Now we come to a specific piece of legislation about wearing a mask when sick. [If you have questions about the continuing validity of Mosaic Law, then take our Master Life Course or Biblical Law I & II - coming soon.] This law deals specifically with people who have a contagious disease. It does relate directly to what we are experiencing today with the spread of the coronavirus.
“Anyone with such a defiling disease must wear torn clothes, let their hair be unkempt, cover the lower part of their face and cry out, ‘Unclean! Unclean!’ As long as they have the disease they remain unclean. They must live alone; they must live outside the camp. Lev. 13:45-46
We can learn several things from this Scripture:

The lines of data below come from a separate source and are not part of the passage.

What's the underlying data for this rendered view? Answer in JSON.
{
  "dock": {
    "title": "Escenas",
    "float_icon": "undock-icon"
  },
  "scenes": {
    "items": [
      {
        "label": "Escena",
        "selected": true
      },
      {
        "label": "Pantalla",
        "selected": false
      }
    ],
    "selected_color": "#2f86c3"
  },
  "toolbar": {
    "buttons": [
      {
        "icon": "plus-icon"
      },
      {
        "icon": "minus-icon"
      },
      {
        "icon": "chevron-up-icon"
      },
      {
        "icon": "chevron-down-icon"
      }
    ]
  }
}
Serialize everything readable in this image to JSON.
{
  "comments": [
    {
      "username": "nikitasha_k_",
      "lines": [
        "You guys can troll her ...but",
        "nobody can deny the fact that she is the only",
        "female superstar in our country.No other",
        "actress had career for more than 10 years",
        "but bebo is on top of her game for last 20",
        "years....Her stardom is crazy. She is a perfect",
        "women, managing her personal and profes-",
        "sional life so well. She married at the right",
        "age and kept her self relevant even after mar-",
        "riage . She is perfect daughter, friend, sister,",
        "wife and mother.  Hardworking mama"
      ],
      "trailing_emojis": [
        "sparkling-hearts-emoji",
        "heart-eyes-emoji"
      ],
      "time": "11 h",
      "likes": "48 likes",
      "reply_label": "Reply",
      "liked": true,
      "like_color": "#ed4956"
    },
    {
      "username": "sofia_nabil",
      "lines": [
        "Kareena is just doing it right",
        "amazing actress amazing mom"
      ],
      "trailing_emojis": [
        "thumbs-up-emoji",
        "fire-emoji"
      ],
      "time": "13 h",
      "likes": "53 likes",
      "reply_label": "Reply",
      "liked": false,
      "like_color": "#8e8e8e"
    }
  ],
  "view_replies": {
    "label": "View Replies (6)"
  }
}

First, the government does have a legitimate Biblical mandate to protect its citizens from contagious diseases. Most of what our socialistic governments do today is outside of their God-given authority and in defiant rebellion to God. But protection of people through a defensive army, a police force, a court system [to be legitimate it must be based on God’s laws] and though preventing contagious diseases from spreading is their responsibility.
Second, the person with the disease needs to be isolated to prevent further spread of the disease.
Third, if they must go out in public, they need to clearly identify their contagious condition so healthy people can avoid coming into close contact with them [social distancing from known sick people]. Part of this was wearing a mask when sick.
Fourth, when they were better, as confirmed by the Levites who were trained to recognize the diseases, they could re-enter society. In today’s world, that role of the Levites would be done by doctors or other medical professionals.
Fifth, it was sick people who had to wear masks and isolate NOT healthy people. To force healthy people to wear masks, separate from family and friends, endure lockdowns and/or self-isolate is an anti-Scriptural violation of people’s rights and responsibilities before God. Nowhere does the Bible give governments the right to control people in this way. If governments want to recommend these actions and people want to engage in them voluntarily, that is a different matter. The violent compelling of healthy people to do these and other things is totalitarian slavery and should be opposed.